Gugunci (properly Chuguntsi), a village about four miles North-East of Caussica, where between August 1916, and September 1918, the Field Ambulances buried 154 British soldiers.
Doldzeli (or La Tortue, or Torquay), a front-line cemetery a mile South West of Lake Doiran with 23 British graves.
Reselli (or Ereselli), a village three miles North-West of Caussica, where the 13th Manchesters began a cemetery of 31 British graves.
Kilindir (or Krundirtsi), a village with a railway junction three miles South of Lake Doiran, where 45 British soldiers were buried in two cemeteries.
Ardzan (Arjan, or Harajinovo), a village two miles West of Caussica, where the 12th Cheshires began a front-line cemetery of 22 British graves.
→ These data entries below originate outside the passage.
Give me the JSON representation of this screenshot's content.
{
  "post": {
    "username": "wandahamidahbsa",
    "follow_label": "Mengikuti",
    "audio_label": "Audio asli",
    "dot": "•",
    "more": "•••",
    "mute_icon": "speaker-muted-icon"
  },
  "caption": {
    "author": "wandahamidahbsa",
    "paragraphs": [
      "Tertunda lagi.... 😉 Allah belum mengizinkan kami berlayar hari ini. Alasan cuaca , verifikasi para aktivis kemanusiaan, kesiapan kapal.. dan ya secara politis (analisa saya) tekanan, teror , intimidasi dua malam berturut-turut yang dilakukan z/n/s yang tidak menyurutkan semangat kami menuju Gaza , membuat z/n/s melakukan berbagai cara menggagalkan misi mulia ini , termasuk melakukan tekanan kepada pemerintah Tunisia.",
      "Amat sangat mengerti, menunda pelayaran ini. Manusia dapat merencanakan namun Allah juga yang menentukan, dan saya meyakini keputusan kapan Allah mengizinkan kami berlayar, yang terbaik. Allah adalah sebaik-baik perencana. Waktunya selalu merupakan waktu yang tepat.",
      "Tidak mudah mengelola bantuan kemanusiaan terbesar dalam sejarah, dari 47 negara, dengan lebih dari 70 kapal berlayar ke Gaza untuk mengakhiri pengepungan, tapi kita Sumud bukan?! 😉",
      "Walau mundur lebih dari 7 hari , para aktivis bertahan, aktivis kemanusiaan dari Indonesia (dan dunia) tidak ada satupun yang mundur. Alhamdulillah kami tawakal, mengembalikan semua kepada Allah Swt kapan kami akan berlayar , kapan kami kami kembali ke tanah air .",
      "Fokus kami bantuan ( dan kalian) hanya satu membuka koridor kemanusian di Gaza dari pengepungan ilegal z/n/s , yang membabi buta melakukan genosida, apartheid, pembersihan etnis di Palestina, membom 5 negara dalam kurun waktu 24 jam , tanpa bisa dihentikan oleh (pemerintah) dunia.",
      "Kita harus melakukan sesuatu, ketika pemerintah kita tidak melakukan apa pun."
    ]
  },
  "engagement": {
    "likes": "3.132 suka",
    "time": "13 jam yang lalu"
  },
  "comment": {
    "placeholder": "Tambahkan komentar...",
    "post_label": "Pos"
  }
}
Kalinova Military Cemetery - graves transferred to Karasouli in December 1920.
Kalinova is a village two miles North East of Caussica, at the foot of the hills which stand between Lakes Ardzan and Doiran. The Military Cemetery, used by Field Ambulances from October 1917, to September 1918, contained at the Armistice 52 British graves; but early in 1919 there were brought into it the British graves from the Military Cemeteries of-
Kalinova No.2 - 18 graves.
Rates, a village five miles South of Lake Doiran - 11 graves.
Cidemli, a village 2.5 miles to the North, where the small cemeteries of the 8th D.C.L.I. and the 117th Brigade, R.F.A., and two others contained 30 British graves.
Senelle Ravine, where 35 British soldiers were buried in the French Military Cemetery.
Horseshoe Hill, captured by the O.B.L.I. in August 1916, a cemetery on the Greco Serbian boundary which held 162 British graves and was largely used in the fighting of April 1917.
Pearse Ravine, a front line cemetery containing 74 British grave.
Whaleback, Worcester Post, Bastion Hill, Crow Hill, Kidney Hill, Scratchbury Hill, Christmas Ravine, Clichy and other points named from positions opposite the Petit Couronne and the Grand-Couronne, where 94 British soldiers in all were buried.

Karasouli Military Cemetery now contains 1,421 Commonwealth burials of the First World War, 56 being unidentified.

References:

1. Commonwealth War Graves Commission web site